Extracted data entries
>>

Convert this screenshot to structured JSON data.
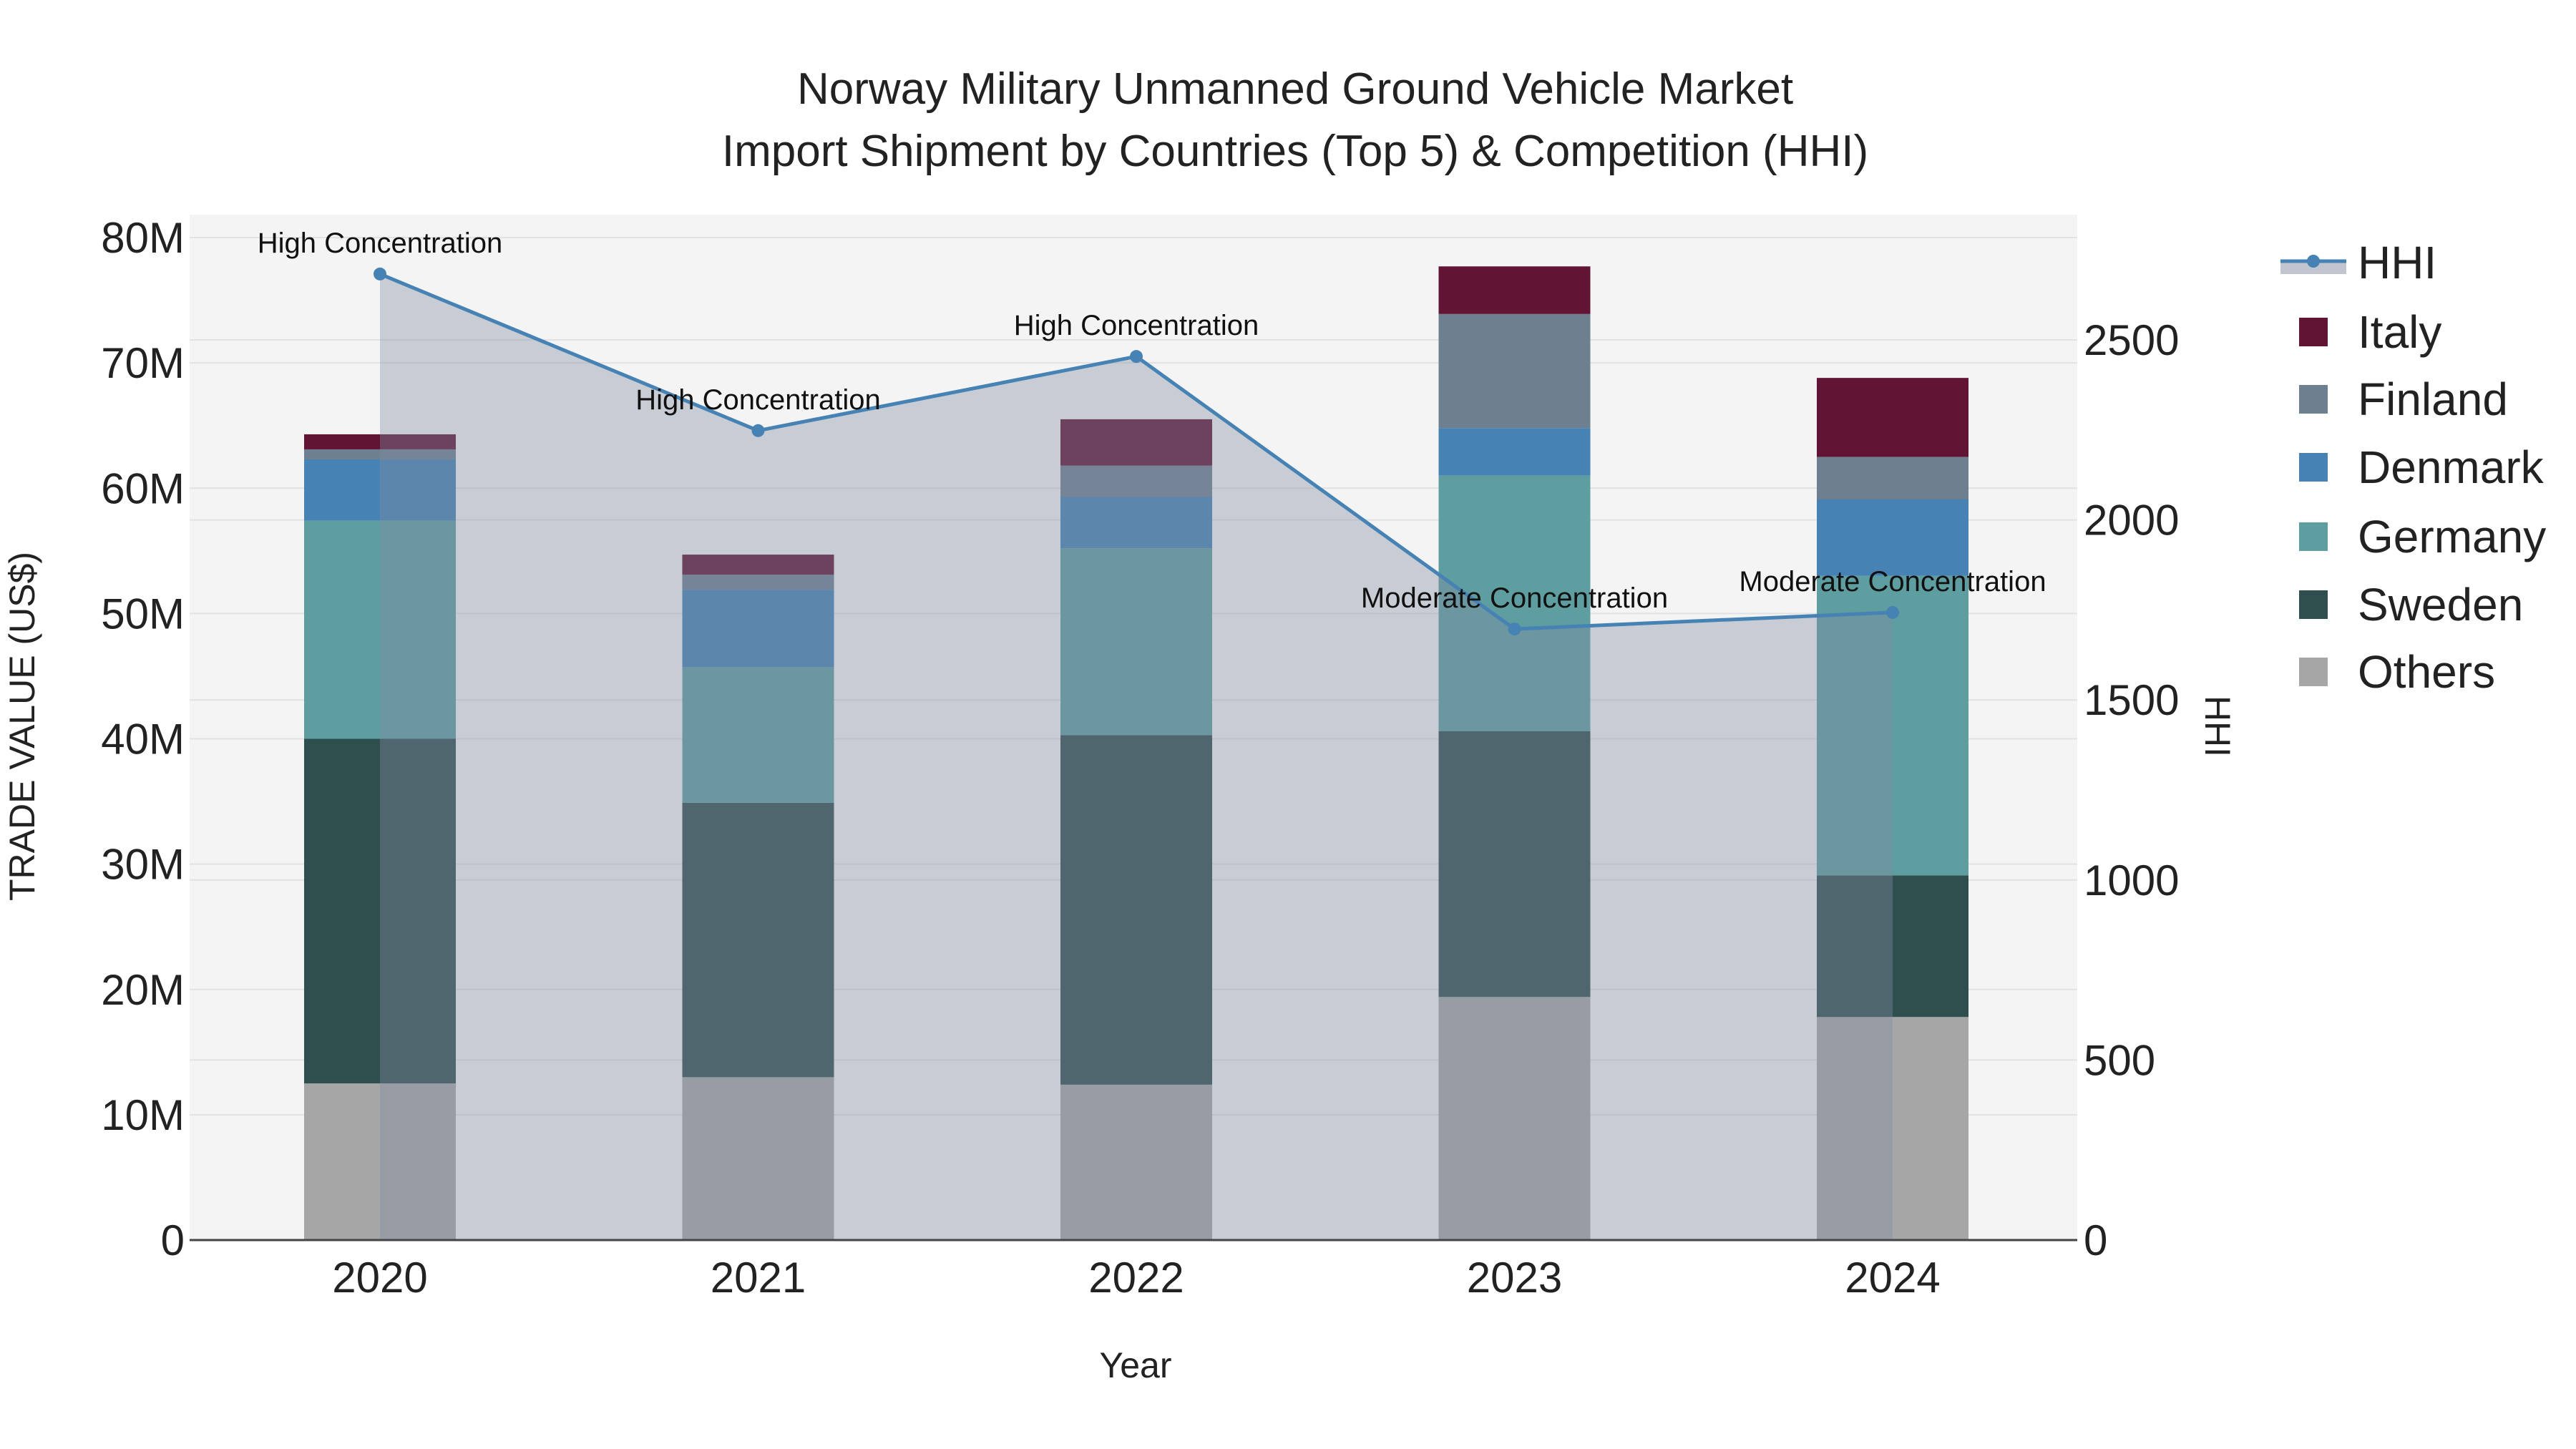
{
  "chart_data": {
    "type": "bar",
    "stacked": true,
    "title": [
      "Norway Military Unmanned Ground Vehicle Market",
      "Import Shipment by Countries (Top 5) & Competition (HHI)"
    ],
    "xlabel": "Year",
    "ylabel": "TRADE VALUE (US$)",
    "y2label": "HHI",
    "categories": [
      "2020",
      "2021",
      "2022",
      "2023",
      "2024"
    ],
    "ylim": [
      0,
      80000000
    ],
    "yticks": [
      0,
      10000000,
      20000000,
      30000000,
      40000000,
      50000000,
      60000000,
      70000000,
      80000000
    ],
    "ytick_labels": [
      "0",
      "10M",
      "20M",
      "30M",
      "40M",
      "50M",
      "60M",
      "70M",
      "80M"
    ],
    "y2ticks": [
      0,
      500,
      1000,
      1500,
      2000,
      2500
    ],
    "y2tick_labels": [
      "0",
      "500",
      "1000",
      "1500",
      "2000",
      "2500"
    ],
    "grid": true,
    "legend_position": "right",
    "series": [
      {
        "name": "Others",
        "color": "#a6a6a6",
        "values": [
          12.5,
          13.0,
          12.4,
          19.4,
          17.8
        ]
      },
      {
        "name": "Sweden",
        "color": "#2f4f4f",
        "values": [
          27.5,
          21.9,
          27.9,
          21.2,
          11.3
        ]
      },
      {
        "name": "Germany",
        "color": "#5f9ea0",
        "values": [
          17.4,
          10.8,
          14.9,
          20.4,
          23.9
        ]
      },
      {
        "name": "Denmark",
        "color": "#4682b4",
        "values": [
          4.9,
          6.2,
          4.1,
          3.8,
          6.1
        ]
      },
      {
        "name": "Finland",
        "color": "#6e7f8f",
        "values": [
          0.8,
          1.2,
          2.5,
          9.1,
          3.4
        ]
      },
      {
        "name": "Italy",
        "color": "#611434",
        "values": [
          1.2,
          1.6,
          3.7,
          3.8,
          6.3
        ]
      }
    ],
    "value_unit": "million US$",
    "hhi": {
      "name": "HHI",
      "color": "#4682b4",
      "values": [
        2683,
        2248,
        2454,
        1697,
        1743
      ],
      "annotations": [
        "High Concentration",
        "High Concentration",
        "High Concentration",
        "Moderate Concentration",
        "Moderate Concentration"
      ]
    },
    "legend_order": [
      "HHI",
      "Italy",
      "Finland",
      "Denmark",
      "Germany",
      "Sweden",
      "Others"
    ]
  }
}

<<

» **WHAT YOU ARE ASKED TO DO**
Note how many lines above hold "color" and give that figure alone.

» **EXERCISE OUTPUT**
7